It’s not hard to fathom why Tigers Are Not Afraid has been championed by Guillermo del Toro and Stephen King.
Let’s bitch it out…
There’s an undercurrent of magic and fantasy embedded in Tigers Are Not Afraid that is essential for viewing. There’s such a grim reality in this tale about orphaned, homeless and impoverished Mexican kids evading a dangerous cartel that would be so dark, so pessimistic and so hopeless without the lift that comes from the fairytale and fantasy components.
Thankfully writer/director Issa Lopez knows exactly how to make her story palatable to audiences. Make no mistake, however, this is still a difficult and upsetting film.
Tigers Are Not Afraid wears its thesis on its sleeve from the very first scene. Estrella (Paola Lara) narrates her class assignment, the creation of a fairytale, in voice-over: a prince wishes to be a tiger because the striped animals are not afraid. Alas the prince cannot be a tiger because he has forgotten how to be a prince.

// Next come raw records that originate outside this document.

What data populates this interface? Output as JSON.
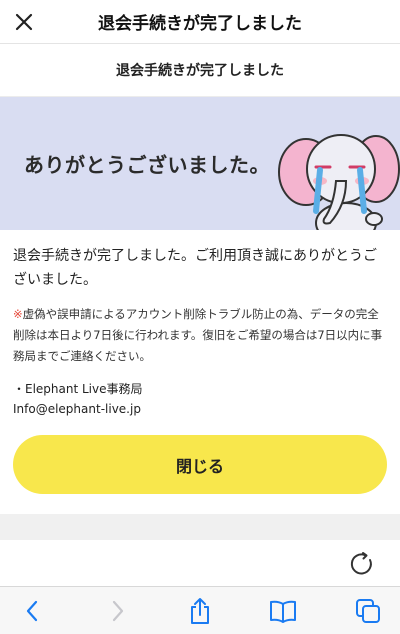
{
  "navbar": {
    "title": "退会手続きが完了しました",
    "close_icon": "close-icon"
  },
  "subheader": {
    "title": "退会手続きが完了しました"
  },
  "banner": {
    "text": "ありがとうございました。",
    "background": "#d9ddf2"
  },
  "content": {
    "message": "退会手続きが完了しました。ご利用頂き誠にありがとうございました。",
    "notice_mark": "※",
    "notice": "虚偽や誤申請によるアカウント削除トラブル防止の為、データの完全削除は本日より7日後に行われます。復旧をご希望の場合は7日以内に事務局までご連絡ください。",
    "sender_name": "・Elephant Live事務局",
    "sender_email": "Info@elephant-live.jp"
  },
  "button": {
    "label": "閉じる",
    "color": "#f8e74c"
  },
  "colors": {
    "notice_mark": "#e64a3b",
    "ios_blue": "#1a7bf2"
  },
  "toolbar": {
    "icons": [
      "back-icon",
      "forward-icon",
      "share-icon",
      "bookmarks-icon",
      "tabs-icon"
    ]
  }
}
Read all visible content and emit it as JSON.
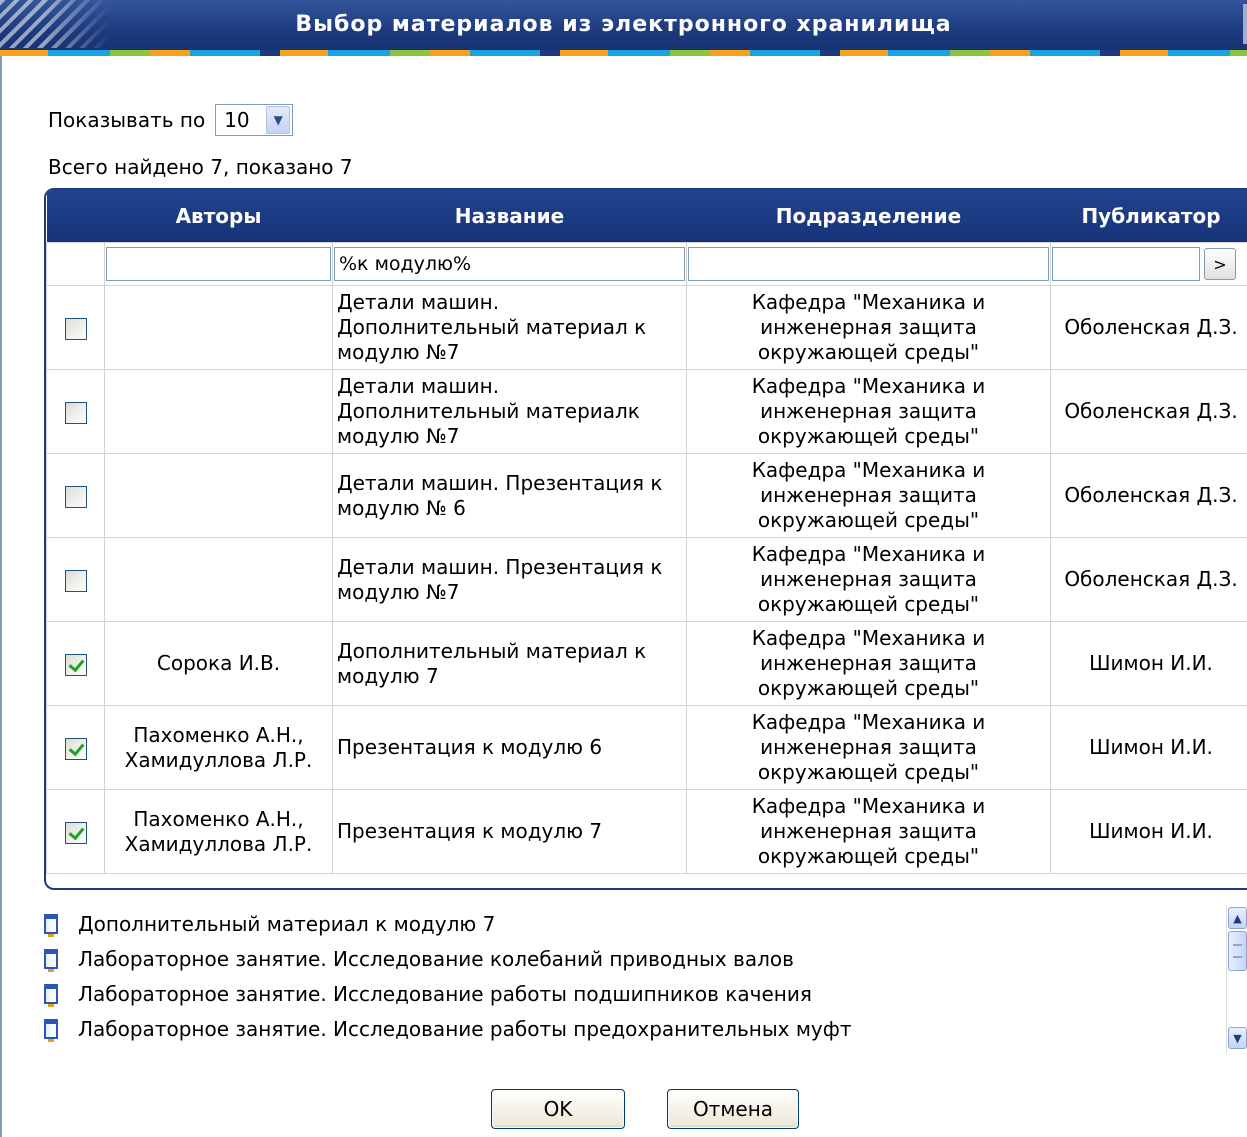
{
  "window": {
    "title": "Выбор материалов из электронного хранилища"
  },
  "controls": {
    "page_size_label": "Показывать по",
    "page_size_value": "10",
    "found_text": "Всего найдено 7, показано 7"
  },
  "table": {
    "headers": [
      "Авторы",
      "Название",
      "Подразделение",
      "Публикатор"
    ],
    "filters": {
      "authors": "",
      "title": "%к модулю%",
      "department": "",
      "publisher": "",
      "go_label": ">"
    },
    "rows": [
      {
        "checked": false,
        "authors": "",
        "title": "Детали машин. Дополнительный материал к модулю №7",
        "department": "Кафедра \"Механика и инженерная защита окружающей среды\"",
        "publisher": "Оболенская Д.З."
      },
      {
        "checked": false,
        "authors": "",
        "title": "Детали машин. Дополнительный материалк модулю №7",
        "department": "Кафедра \"Механика и инженерная защита окружающей среды\"",
        "publisher": "Оболенская Д.З."
      },
      {
        "checked": false,
        "authors": "",
        "title": "Детали машин. Презентация к модулю № 6",
        "department": "Кафедра \"Механика и инженерная защита окружающей среды\"",
        "publisher": "Оболенская Д.З."
      },
      {
        "checked": false,
        "authors": "",
        "title": "Детали машин. Презентация к модулю №7",
        "department": "Кафедра \"Механика и инженерная защита окружающей среды\"",
        "publisher": "Оболенская Д.З."
      },
      {
        "checked": true,
        "authors": "Сорока И.В.",
        "title": "Дополнительный материал к модулю 7",
        "department": "Кафедра \"Механика и инженерная защита окружающей среды\"",
        "publisher": "Шимон И.И."
      },
      {
        "checked": true,
        "authors": "Пахоменко А.Н., Хамидуллова Л.Р.",
        "title": "Презентация к модулю 6",
        "department": "Кафедра \"Механика и инженерная защита окружающей среды\"",
        "publisher": "Шимон И.И."
      },
      {
        "checked": true,
        "authors": "Пахоменко А.Н., Хамидуллова Л.Р.",
        "title": "Презентация к модулю 7",
        "department": "Кафедра \"Механика и инженерная защита окружающей среды\"",
        "publisher": "Шимон И.И."
      }
    ]
  },
  "selected_list": {
    "icon": "document-icon",
    "items": [
      "Дополнительный материал к модулю 7",
      "Лабораторное занятие. Исследование колебаний приводных валов",
      "Лабораторное занятие. Исследование работы подшипников качения",
      "Лабораторное занятие. Исследование работы предохранительных муфт"
    ]
  },
  "buttons": {
    "ok": "OK",
    "cancel": "Отмена"
  }
}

It’s a telling metaphor about the film to come, which features children who are thrown into an adult world that strips them of their innocence.
The tranquil, charming glimpse into Estrella’s interior world is interrupted by a school shooting that simultaneously establishes how dangerous the world is and sets the narrative in motion. In the next scene Estrella’s teacher posts a sign confirming that classes are suspended indefinitely and Estrella returns home to discover that her mother has disappeared.
Estrella is the film’s protagonist, but it is her relationship with Shine (Juan Ramón López), the defacto leader of a group of homeless lost boys who scavenge Estrella’s neighbour, that defines the film. After a day and a night without an appearance by her mother, Estrella cautiously ingratiates herself into Shine’s group, which is almost immediately upended by an appearance by the Huasca gang, the film’s villains. The Huascas deal in human trafficking and drugs and they are responsible not only for the abandoned, derelict neighborhood, as well as the abduction and murder of large swaths of people, possibly including Estrella’s mother.
The isolation and lack of supporting characters, especially adults, is one of the most visually distinct aspects of the film. This is an empty world: families are seen moving out, there are constant references to people being abducted and the children at the center of the story are only ever seen fending for themselves. At one point they try to engage the police and the encounter lasts for less than a minute before the officers wave them off and the cruiser drives off.
The messaging is clear: much like a fairytale, no one is coming to save these kids. They must learn how to take care of themselves and solve their own problems.
Unlike an idealistic North American film, the efforts by Estrella, Shine and the others do not always go smoothly and they are not without cost. The children’s decision to go up against members of the Huasca – first by taking credit for a murder that gang leader Chino (Tenoch Huerta) commits, then attempting to outsmart him by using incriminating video footage as leverage – leads to disaster. While the end of the film does ultimately embrace a more optimistic, fairytale outcome, the end of the second act is seriously dark and upsetting.
It is for this reason that Lopez’s use of fantasy visuals becomes so integral. Watching children get shot at, starve, and die is incredibly grim. Estrella’s propensity to hear the voice of her mother and to animate the stuffed tiger of one of the boys provides insight into her coping mechanisms, in addition to reinforcing the child-like perspective through which she experiences the world while simultaneously providing a visual light in the dark for audiences to latch onto.
Intriguingly, just like fairytales, these fantasy elements are not always hopeful and positive. In arguably the most visually spectacular sequence in the film, Estrella is confronted by a spectral horde of the Huasca gang’s victims; their heads and bodies are wrapped in plastic and they’re covered in blood. The victims advance on her like zombies, chasing Estrella into an alley, hands clawing at her from under a sewer grate. This sequence closely adheres to traditional horror movie conventions, and in so doing stands out from both the upbeat fantasy elements and the verisimilitude of the children’s impoverished lifestyle. It’s a terrifying moment in a great film.
The Bottom Line: Tigers Are Not Afraid is a compelling mix of dark fairytale visuals and a grim dissection of poverty and crime in Mexico, all captured through the lens of vulnerable children. The fantastic elements bring levity to the film’s upsetting themes and plot developments, helping writer/director Issa Lopez and her young protagonists soar.
Tigers Are Not Afraid is screening at the Boston Underground Film Festival on Sunday, March 25.